Only the beach drew me with any purpose, away to the small jetty and the drifting blueness of the sound. Souls drift away on such days and we can only watch and wonder at the ebb and the flow. I recalled a sunset when I was here before. Noah threw stones in the water and Rob showed him sticks. Still the distance between us went well beyond the beach. Rob was already drifting away and soon would be a name without a face. And the child was an adolescent now, although I had not seen him for a long while.
From a house on the bay I heard laughter from a yard sale and remembered a similar sale here two years ago when we had laughed as I picked up a bulky JVC camcorder for $1 only to throw it away.

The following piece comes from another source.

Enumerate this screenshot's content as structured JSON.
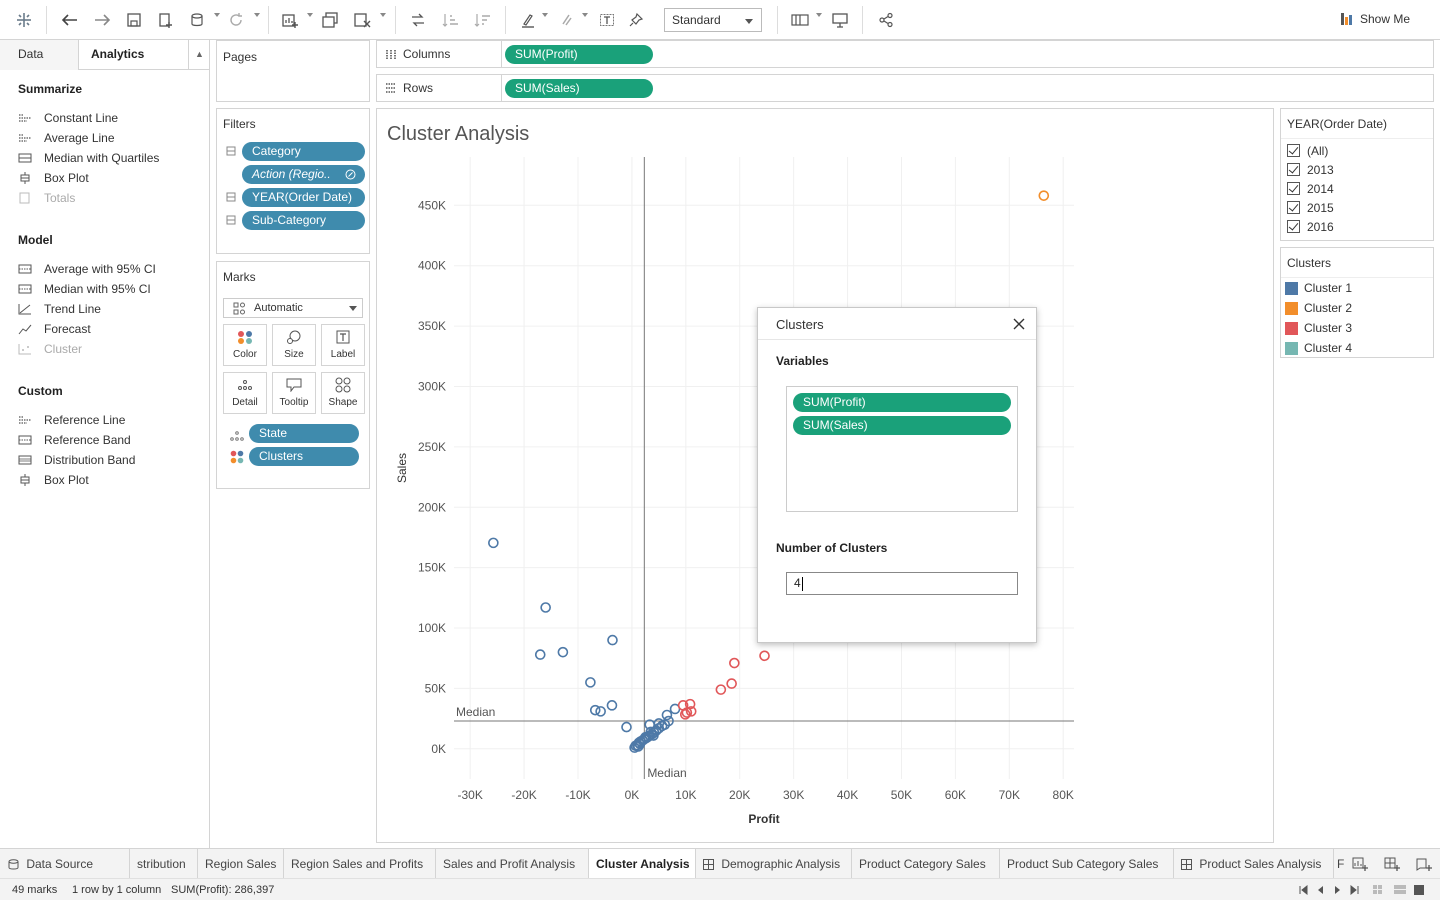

Now these people were separated from me both in time and mood. In a way I wanted to be anonymous as if this small beach was a microcosm of the desert island I longed to be a small black figure on, lost in sunsets, like driftwood on the rocks. My mother-in-law could be difficult but she had a big heart; at least until it packed up.
The occasional spats were as insignificant as fragments of shells in the bigger picture of the world, so why did we let them fester? And the words of one of the saddest songs caught in my throat.
Of all the things I should've said,
That I never said.
All the things we should've done,
That we never did.
All the things I should've given,
But I didn't.
More than 40 years ago there was a wedding of college sweethearts. I don't know the details but picture a small white, clapperboard church. I picture hope springing from the roadside verges. But they went their separate ways and their paths seldom crossed and only bitterness grew from the verges. At least until they were reunited within the year - walking down a valley where we assume there is no sea. A place from whence no traveler returns.
This woman's Work - Kate Bush